Back in the 19th century, marriages were still arranged by parents. After a deal was struck, the young man and women would be brought to the priest who would break a honey heart in half and offer them each one half as he gave them his blessing.
Mid-19th century they started to add flimsy images know as glansbilleder to the top of each honey heart and as a child, I would collect them every year. Hoping to add at least 3-5 to my collection during the season.
Honning Hjerter, or Honey Hearts in English, are a Danish Christmas speciality. The first thing that hits you is the wonderful, spicy smell. This is Christmas in a cake! Shaped as hearts, covered in dark, rich chocolate and filled with apricot or orange jam - You just have to try them.
Great taste takes time, get your pre-dough ready about 5 weeks before you want to eat the hearts.
- 500 g Honey Raw and local preferably
- 500 g Flour Traditionally wheat
- 10 g Potash
- 2 Egg yolks
- 5 g Cinnamon
- 5 g Cloves
- 1.5 tsp Ammonium bicarbonate
Mix the honey and flour until it forms a ball. If your honey is more liquid mix it until fully blended.
Put the mixture in a container and let it rest in the refrigerator for a month or longer.
3-4 days before you want to eat the hearts:
Add all the additional ingredients to your pre-dough, knead until it is fully blended. This may take some time.
Roll out the dough in a thin layer, 1/8" or thinner (0.5 cm) and cut out heart shapes.

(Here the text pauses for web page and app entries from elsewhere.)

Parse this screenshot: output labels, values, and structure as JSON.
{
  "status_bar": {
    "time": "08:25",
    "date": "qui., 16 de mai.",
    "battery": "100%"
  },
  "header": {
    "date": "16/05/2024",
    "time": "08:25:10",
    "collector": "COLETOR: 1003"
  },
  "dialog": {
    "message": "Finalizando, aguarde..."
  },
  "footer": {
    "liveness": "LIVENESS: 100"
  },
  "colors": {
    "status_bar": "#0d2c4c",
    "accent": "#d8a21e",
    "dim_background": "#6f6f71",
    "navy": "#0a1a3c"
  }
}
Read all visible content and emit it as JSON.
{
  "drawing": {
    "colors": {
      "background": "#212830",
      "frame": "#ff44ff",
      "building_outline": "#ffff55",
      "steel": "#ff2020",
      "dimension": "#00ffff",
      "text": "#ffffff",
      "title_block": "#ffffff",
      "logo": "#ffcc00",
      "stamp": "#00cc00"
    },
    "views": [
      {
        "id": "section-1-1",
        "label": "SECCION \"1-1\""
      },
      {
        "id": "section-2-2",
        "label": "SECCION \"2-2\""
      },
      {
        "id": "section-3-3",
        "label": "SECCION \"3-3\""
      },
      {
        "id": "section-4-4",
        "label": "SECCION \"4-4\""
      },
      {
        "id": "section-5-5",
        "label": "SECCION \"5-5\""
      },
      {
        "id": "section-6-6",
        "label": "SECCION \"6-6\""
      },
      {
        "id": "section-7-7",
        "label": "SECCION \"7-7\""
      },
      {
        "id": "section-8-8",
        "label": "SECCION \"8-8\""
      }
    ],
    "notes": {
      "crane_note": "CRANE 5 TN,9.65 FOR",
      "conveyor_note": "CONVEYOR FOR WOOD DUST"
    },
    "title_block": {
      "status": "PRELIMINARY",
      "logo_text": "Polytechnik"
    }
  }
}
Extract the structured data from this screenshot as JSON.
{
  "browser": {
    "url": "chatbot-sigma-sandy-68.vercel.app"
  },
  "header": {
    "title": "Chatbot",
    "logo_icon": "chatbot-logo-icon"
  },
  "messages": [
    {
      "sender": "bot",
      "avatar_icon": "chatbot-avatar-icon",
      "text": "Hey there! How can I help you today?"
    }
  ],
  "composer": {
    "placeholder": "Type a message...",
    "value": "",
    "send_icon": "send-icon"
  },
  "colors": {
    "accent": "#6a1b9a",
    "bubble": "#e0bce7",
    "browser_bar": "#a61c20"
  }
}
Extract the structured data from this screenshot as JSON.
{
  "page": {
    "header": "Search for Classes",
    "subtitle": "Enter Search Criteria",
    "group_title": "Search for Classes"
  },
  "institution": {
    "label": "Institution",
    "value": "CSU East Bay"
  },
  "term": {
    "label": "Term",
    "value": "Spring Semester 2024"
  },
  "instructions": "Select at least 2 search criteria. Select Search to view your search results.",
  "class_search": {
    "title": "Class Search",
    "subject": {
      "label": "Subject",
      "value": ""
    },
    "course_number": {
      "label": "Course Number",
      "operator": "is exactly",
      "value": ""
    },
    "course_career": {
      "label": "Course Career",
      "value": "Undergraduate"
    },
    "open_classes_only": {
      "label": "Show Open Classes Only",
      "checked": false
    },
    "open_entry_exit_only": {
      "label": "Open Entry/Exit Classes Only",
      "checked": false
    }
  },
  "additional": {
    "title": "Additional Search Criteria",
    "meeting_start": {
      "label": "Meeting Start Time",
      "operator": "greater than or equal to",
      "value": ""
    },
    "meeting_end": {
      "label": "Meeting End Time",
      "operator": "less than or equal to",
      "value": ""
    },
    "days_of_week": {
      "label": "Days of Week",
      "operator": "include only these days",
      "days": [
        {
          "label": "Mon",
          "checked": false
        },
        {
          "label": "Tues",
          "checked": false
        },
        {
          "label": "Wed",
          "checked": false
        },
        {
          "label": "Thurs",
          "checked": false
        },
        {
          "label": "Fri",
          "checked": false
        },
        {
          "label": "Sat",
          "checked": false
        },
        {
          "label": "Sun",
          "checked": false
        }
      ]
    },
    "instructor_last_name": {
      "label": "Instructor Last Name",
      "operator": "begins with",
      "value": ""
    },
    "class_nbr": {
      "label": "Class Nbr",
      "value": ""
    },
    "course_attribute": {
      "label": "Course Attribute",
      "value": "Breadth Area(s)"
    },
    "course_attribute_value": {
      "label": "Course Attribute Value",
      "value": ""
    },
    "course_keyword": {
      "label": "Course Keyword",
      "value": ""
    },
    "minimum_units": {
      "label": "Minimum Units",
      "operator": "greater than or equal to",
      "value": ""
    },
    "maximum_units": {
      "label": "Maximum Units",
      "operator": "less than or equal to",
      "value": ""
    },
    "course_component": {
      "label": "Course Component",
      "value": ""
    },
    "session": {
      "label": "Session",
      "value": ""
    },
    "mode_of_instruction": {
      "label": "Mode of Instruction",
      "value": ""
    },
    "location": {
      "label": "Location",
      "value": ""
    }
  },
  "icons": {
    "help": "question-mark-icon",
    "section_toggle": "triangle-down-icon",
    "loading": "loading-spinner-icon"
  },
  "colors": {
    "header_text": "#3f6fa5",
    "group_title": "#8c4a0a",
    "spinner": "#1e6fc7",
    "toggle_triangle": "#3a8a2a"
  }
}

Bake the hearts for 8-10 min at 350F / 180C.
Let the hearts cool.
Wrap the cool hearts in a damp kitchen towel and place them in the refrigerator for 3-4 days.
On the day you want to eat the hearts:
Split the hearts and cover the bottom half with a layer of apricot or orange jam.
Carefully melt chocolate in a Bain-marie and cover the hearts.
Serve after the chocolate has fully cooled.
Have you ever tried Danish Honey Hearts? Is there a treat that’s the essence of Christmas to you?